Work request: Extract all lines from the data beneath that include the word "likes".

Input data:
====

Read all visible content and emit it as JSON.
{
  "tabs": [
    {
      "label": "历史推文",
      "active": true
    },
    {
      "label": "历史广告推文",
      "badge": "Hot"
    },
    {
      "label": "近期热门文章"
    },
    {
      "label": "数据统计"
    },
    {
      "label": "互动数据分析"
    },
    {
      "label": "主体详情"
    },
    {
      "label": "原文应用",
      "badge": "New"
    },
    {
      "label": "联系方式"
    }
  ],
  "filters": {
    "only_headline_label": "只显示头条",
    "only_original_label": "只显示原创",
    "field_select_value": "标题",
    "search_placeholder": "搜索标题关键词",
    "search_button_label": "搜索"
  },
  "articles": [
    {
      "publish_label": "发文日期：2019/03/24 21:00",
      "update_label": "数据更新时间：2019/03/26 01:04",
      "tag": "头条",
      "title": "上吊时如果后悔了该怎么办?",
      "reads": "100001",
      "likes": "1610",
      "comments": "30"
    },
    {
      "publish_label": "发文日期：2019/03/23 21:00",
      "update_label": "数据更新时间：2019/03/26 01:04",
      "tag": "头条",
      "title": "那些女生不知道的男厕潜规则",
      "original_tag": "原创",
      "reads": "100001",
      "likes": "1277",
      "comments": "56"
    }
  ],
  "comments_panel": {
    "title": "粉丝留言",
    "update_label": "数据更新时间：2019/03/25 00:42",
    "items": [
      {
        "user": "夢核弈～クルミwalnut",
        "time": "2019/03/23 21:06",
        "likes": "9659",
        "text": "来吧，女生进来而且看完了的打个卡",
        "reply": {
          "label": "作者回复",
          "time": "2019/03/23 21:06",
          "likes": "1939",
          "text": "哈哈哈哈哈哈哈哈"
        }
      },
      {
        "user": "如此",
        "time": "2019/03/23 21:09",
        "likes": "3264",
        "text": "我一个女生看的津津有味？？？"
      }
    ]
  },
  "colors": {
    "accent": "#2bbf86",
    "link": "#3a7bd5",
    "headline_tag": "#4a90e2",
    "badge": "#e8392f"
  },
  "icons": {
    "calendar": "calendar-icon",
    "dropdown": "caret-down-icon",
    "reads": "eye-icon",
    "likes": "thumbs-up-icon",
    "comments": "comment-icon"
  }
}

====

Your solution:
      "likes": "1610",
      "likes": "1277",
        "likes": "9659",
          "likes": "1939",
        "likes": "3264",
    "likes": "thumbs-up-icon",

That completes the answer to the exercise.